Church Planters I draw my conclusions from my own personal observations of being a church planter and mentoring church planters.
When wanting to start a new church in a particular area it has been a common practice among many denominations and in particular my denomination (Southern Baptist) to look far and wide to find that perfect church planter. Many times these church planters are brought in from states different from the place where the new church is being planted. The group that is calling this new church planter then spends money relocating them, getting them set up, and providing start up equipment and this is in addition to the time and money that has already been spent searching for this new church planter.
In other words a huge financial expense has been invested and the expectations for success are enormous. Sadly to say, a large percentage of these church planters just don't pan out. They're on the field for a few years, three to five, and then they are heading back home, wherever that might be.
There are two major reasons why these relocated church planters have not panned out. The first is due to their outside financial support running out and the new church is not yet strong enough financially to support themselves. When starting a new church denominational leaders have an expectation that over a period of a few years the new church will be able to be financially self-supporting. This time period, ironically, is the same time period in which church planters usually leave to go back home, it is a three to five year period. What happens is that the church planter and his family are then faced with the decision to either look for another job in addition to pastoring the church or take the experience gained from starting the new church and going back home to pastor a more established church that is able to support them.
The second reason is more sociological than financial. There are many cultural differences throughout the North American landscape and taking a person/family from one culture and placing them in a different culture and still expecting them to thrive can be a tall order if they have not been adequately trained. What happens over time when the newness and romance of the new location and church wears off, is that the internal calling of "HOME" keeps getting louder and louder. Memories of family and cultural traditions keep tugging at the heart. Over time this tugging keeps getting stronger and stronger. Sometimes it's not even an internal calling but a real and physical calling of family members back home asking if they are planning to come home soon. Some people will say that the solution is to do an even better job of interviewing or to do a better job of preparing the church planting family for cross cultural ministry.
Most people are not spiritually gifted for cross-cultural ministry. Moving a church planter from one part of the United States to another, regardless if he is reaching out to people who are of the same ethnic group, he will encounter a huge cultural divide. The solution is not to tweak this ineffective strategy - the solution is to scrap it and establish a more effective and, I believe, Biblical one.
The rising new breed of church planters are those people who have been born and raised in, and are part of the targeted community. They are truly the absolute best candidates for being successful as a church planter. This is true for a few reasons:
- Indigenous Church Planters Don't Have To Exegete the Community They Are The Community. Indigenous church planters instinctively know what will work and what will fail. This hasn't been learned by books or studies. They understand it because they understand the values of the community intrinsically.
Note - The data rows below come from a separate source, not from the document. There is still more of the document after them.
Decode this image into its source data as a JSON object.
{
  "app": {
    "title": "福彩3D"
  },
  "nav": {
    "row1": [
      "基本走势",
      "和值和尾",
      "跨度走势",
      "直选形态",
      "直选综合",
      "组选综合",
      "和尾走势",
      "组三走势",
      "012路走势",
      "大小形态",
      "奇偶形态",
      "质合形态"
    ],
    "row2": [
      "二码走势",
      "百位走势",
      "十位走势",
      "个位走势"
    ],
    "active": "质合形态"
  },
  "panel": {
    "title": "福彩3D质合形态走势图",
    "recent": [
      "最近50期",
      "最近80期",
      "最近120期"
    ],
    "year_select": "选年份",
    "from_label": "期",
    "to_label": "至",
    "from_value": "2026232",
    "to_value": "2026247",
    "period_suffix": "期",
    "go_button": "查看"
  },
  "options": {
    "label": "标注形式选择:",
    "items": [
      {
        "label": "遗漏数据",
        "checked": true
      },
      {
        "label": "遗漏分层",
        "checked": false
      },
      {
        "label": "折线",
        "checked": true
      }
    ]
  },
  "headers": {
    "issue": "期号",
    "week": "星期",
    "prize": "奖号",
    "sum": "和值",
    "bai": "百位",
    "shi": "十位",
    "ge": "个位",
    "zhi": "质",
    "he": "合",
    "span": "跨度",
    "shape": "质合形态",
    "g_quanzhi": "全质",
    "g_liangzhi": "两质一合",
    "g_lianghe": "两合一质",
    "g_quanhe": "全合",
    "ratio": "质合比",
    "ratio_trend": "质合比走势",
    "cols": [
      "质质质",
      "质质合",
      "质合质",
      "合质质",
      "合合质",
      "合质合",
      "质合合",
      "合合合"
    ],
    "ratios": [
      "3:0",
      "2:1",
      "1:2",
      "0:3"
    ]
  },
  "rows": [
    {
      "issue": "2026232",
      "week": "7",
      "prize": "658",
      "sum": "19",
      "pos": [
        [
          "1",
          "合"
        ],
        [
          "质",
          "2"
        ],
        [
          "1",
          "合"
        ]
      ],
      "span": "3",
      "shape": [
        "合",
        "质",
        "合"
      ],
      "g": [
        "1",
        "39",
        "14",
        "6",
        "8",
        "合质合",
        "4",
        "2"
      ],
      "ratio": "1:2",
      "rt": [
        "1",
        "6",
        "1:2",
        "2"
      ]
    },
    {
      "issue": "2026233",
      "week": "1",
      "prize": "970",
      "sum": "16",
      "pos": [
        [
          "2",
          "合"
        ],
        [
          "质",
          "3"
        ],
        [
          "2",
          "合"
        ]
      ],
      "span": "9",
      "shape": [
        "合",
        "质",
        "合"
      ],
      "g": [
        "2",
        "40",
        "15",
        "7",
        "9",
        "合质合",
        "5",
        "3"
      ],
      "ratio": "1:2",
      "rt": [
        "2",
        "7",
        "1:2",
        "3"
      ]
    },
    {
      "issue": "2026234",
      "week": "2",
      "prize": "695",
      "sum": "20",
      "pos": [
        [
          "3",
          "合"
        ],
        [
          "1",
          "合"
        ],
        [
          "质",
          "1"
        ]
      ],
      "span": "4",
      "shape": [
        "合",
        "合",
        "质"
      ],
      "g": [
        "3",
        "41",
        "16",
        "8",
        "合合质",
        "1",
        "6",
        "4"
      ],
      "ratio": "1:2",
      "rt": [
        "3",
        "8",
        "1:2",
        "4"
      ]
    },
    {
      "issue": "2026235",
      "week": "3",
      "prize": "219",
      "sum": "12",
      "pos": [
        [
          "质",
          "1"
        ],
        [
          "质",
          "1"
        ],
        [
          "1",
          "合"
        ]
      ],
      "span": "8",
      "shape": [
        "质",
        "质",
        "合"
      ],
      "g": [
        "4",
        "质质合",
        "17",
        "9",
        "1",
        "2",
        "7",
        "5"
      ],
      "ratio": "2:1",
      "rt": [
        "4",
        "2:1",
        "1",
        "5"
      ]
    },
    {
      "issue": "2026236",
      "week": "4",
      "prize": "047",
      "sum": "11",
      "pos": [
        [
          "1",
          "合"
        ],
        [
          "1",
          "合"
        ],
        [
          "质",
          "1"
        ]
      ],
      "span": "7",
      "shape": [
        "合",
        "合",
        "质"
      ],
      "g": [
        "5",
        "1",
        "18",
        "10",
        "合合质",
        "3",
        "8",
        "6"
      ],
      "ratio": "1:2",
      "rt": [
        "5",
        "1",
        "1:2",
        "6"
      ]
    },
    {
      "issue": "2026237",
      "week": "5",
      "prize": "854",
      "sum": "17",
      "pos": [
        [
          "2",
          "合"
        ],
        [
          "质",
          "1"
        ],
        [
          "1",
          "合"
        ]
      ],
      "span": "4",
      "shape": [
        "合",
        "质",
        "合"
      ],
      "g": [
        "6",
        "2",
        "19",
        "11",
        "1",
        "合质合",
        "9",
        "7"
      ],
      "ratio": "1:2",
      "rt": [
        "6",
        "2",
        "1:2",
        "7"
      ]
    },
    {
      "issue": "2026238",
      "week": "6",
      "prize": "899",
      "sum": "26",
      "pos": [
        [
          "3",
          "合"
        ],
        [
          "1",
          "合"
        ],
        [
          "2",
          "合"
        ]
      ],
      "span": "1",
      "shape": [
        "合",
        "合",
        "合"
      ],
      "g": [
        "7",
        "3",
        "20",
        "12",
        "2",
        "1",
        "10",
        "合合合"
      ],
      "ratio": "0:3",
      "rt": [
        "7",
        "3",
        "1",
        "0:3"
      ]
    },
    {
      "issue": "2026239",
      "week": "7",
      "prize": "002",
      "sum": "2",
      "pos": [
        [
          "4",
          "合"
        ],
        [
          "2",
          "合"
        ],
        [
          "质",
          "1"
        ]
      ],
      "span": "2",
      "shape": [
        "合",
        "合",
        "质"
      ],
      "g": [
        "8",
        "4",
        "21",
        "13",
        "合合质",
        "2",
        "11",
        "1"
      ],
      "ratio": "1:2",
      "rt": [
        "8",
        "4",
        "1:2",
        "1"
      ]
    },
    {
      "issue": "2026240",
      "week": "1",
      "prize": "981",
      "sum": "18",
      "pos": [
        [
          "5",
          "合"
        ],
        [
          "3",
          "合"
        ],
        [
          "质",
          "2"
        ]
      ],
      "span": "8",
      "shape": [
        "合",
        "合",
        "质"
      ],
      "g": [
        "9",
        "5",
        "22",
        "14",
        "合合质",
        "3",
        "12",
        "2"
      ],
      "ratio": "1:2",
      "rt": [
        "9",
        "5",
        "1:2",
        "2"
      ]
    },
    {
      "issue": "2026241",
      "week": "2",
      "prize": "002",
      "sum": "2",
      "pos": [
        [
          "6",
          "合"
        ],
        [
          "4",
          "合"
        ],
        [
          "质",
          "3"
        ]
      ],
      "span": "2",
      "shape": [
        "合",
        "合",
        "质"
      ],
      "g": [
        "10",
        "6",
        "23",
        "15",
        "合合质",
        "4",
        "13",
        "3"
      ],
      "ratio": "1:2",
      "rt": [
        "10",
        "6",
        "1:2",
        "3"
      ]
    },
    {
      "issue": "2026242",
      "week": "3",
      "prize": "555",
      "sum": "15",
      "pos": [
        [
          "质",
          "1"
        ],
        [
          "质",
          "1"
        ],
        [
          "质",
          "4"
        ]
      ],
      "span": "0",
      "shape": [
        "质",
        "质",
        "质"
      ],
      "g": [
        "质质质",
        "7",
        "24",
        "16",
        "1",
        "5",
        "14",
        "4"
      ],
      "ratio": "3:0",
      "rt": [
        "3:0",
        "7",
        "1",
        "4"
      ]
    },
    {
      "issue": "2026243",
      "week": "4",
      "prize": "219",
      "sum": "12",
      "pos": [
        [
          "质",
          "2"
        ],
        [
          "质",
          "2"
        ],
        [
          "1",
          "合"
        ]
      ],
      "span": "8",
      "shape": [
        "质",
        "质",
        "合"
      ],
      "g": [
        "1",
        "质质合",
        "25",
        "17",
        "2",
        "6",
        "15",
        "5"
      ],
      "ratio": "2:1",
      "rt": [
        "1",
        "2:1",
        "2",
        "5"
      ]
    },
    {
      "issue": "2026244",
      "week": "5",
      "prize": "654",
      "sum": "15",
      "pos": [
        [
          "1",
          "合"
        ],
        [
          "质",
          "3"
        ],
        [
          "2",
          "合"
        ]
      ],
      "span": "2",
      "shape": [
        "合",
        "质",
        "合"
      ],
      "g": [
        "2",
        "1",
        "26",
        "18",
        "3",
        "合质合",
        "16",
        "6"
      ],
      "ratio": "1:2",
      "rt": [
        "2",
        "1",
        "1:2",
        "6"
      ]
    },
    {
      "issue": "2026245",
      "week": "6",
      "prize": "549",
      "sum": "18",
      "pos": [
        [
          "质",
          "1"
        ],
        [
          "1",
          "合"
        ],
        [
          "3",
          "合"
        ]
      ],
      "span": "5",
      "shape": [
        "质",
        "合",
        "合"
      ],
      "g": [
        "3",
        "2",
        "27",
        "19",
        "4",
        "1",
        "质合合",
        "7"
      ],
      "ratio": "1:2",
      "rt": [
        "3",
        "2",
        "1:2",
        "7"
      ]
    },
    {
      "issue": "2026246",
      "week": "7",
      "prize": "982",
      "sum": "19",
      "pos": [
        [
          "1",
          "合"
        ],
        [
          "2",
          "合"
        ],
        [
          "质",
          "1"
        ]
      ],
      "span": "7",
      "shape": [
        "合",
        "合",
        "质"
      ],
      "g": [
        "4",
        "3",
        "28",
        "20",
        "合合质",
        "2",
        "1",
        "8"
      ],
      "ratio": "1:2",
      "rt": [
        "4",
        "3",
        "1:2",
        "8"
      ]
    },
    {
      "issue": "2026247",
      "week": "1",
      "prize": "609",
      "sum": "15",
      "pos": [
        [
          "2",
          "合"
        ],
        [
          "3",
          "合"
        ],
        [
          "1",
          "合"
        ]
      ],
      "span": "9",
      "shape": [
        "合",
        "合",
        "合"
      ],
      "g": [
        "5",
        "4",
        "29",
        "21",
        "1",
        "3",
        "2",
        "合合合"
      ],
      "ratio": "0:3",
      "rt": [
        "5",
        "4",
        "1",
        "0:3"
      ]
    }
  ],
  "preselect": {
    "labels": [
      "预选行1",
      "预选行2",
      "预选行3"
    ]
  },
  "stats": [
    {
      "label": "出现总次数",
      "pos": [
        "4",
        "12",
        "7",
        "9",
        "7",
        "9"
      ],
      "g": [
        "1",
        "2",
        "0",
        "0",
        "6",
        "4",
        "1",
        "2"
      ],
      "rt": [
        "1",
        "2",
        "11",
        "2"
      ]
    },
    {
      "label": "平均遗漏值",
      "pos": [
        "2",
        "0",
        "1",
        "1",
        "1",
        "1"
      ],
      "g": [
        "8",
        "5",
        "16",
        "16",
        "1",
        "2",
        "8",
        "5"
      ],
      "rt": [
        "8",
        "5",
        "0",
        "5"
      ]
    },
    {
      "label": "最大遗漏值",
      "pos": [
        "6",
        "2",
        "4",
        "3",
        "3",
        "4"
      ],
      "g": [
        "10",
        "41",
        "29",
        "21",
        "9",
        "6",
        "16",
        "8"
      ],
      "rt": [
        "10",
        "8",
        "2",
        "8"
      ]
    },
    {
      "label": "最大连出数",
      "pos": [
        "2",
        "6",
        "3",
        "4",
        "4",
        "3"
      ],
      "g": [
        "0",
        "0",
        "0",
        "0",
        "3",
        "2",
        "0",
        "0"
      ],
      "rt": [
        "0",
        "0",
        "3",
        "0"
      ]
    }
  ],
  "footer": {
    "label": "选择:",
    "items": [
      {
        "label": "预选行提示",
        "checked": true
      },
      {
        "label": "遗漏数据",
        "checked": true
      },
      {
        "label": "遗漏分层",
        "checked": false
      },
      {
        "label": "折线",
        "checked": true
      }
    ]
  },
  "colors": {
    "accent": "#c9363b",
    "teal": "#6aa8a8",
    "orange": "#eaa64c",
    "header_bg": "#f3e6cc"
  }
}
- Indigenous Church Planters Won't Get Homesick Because They Are Already Home. Indigenous church planters already have a network of family, friends and business associates well established. Family members won't be pulling on the emotional heartstrings because the family members only live a few miles away.
- Indigenous Church Planters Don't Need Financial Support Because God Has Already Provided That Support Within The Community. This rising new breed of church planters, for the most part, already have the financial support they need. For many, their spouses are the primary bread winners, or the church planter has another source of income, and some are able to work a full time job as well as start a church.
- Hire a few people with the spiritual giftedness for cross-cultural ministry to be, not church planters, but to be what the International Mission Board calls Strategy Coordinators. The Strategy Coordinators job would be to develop a strategy for raising up indigenous and ordinary Christians as church planters in their particular people group or geographical area.
- Create a discipleship/mentoring process for training these indigenous church planters.
- Unleash these church planters and try not to control them. Don't bottleneck the movement of God with a bunch unnecessary rules and regulations.
- Don't pay these indigenous church planters a salary. Since they are indigenous they have already established their financial resources.
- Do provide resources for culturally relevant evangelism/outreach and discipleship events and materials.